ALBANY, N.Y.—Governor Cuomo signed into law legislation (S.270) co-sponsored by State Senator David J. Valesky (D-Oneida) that requires facilities to perform pulse oximetry screenings on newborns. This test can help doctors and nurses detect critical congenital heart defects (CCHD), often before the appearance of symptoms.
In Syracuse, a pulse oximetry test saved the life of newborn Jacob Thomas.He was born April 10, 2012 and appeared to be a healthy baby. Two days later, his skin turned bluish. A nurse performed a pulse oximetry test on Jacob and learned that his blood-oxygen level was dangerously low. He was diagnosed with a congenital heart defect, which is a common birth defect. The pulse oximetry test quickly identified the problem, and Jacob received the treatment he needed to survive.
“I am overcome with joy that Governor Cuomo has recognized the significance of the pulse oximetry bill and signed it into law. My son Jacob's life was saved because this screening was performed on him during his hospital stay. He could have been discharged from the hospital and become one of many babies who have passed away in their sleep. Too many babies have lost their lives because this simple test was not mandatory in the past,” Kelsey Thomas, Jacob’s mother, said. “It gives me so much pride knowing that something our family has worked so hard for will now save so many babies’ lives. Knowing that they will have the chance to live full healthy, happy lives makes it all worthwhile. We would like to thank Senator Valesky for all the support he has given us throughout our time advocating for this bill to be passed.”
“Today, Jacob is a happy and healthy little boy thanks to a simple test that detected a serious threat to his life,” Sen. Valesky said. “I was pleased to support legislation that will insure every newborn receives the same potentially life-saving test.”
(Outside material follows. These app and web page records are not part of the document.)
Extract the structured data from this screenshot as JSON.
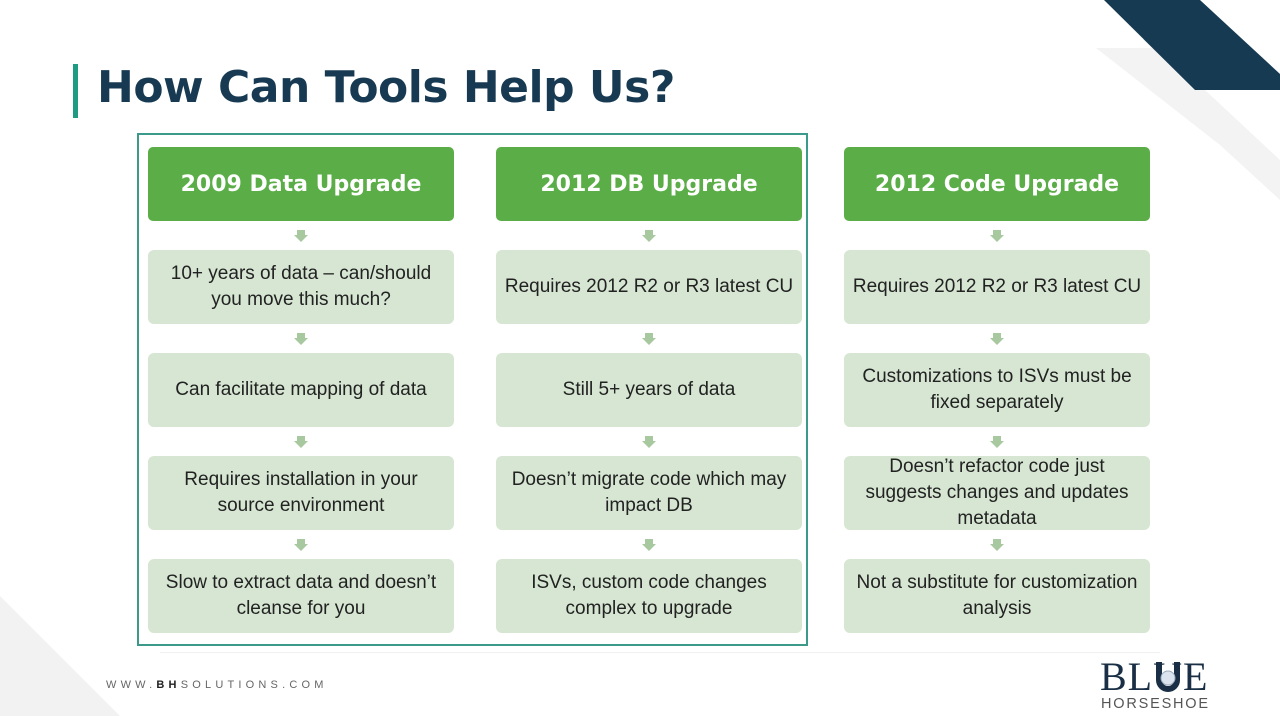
{
  "slide": {
    "title": "How Can Tools Help Us?",
    "website_prefix": "WWW.",
    "website_brand": "BH",
    "website_suffix": "SOLUTIONS.COM",
    "logo": {
      "line1": "BLUE",
      "line2": "HORSESHOE"
    },
    "colors": {
      "title": "#173a52",
      "accent_bar": "#1f9a83",
      "header_green": "#5aad47",
      "item_bg": "#d6e6d2",
      "frame": "#3c9a8a",
      "corner_navy": "#163a52"
    }
  },
  "columns": [
    {
      "header": "2009 Data Upgrade",
      "items": [
        "10+ years of data – can/should you move this much?",
        "Can facilitate mapping of data",
        "Requires installation in your source environment",
        "Slow to extract data and doesn’t cleanse for you"
      ]
    },
    {
      "header": "2012 DB Upgrade",
      "items": [
        "Requires 2012 R2 or R3 latest CU",
        "Still 5+ years of data",
        "Doesn’t migrate code which may impact DB",
        "ISVs, custom code changes complex to upgrade"
      ]
    },
    {
      "header": "2012 Code Upgrade",
      "items": [
        "Requires 2012 R2 or R3 latest CU",
        "Customizations to ISVs must be fixed separately",
        "Doesn’t refactor code just suggests changes and updates metadata",
        "Not a substitute for customization analysis"
      ]
    }
  ]
}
Pulse oximetry screenings are non-invasive, painless, and take approximately one minute to perform. According to the United States Secretary of Health and Human Services' Advisory Committee on Heritable Disorders in Newborns and Children, congenital heart disease affects approximately seven to nine of every 1,000 live births in the United States. In addition, the federal Centers for Disease Control and Prevention states that congenital heart defects are the leading cause of infant death due to birth defects, and that about 4,800 babies born every year have CCHDs.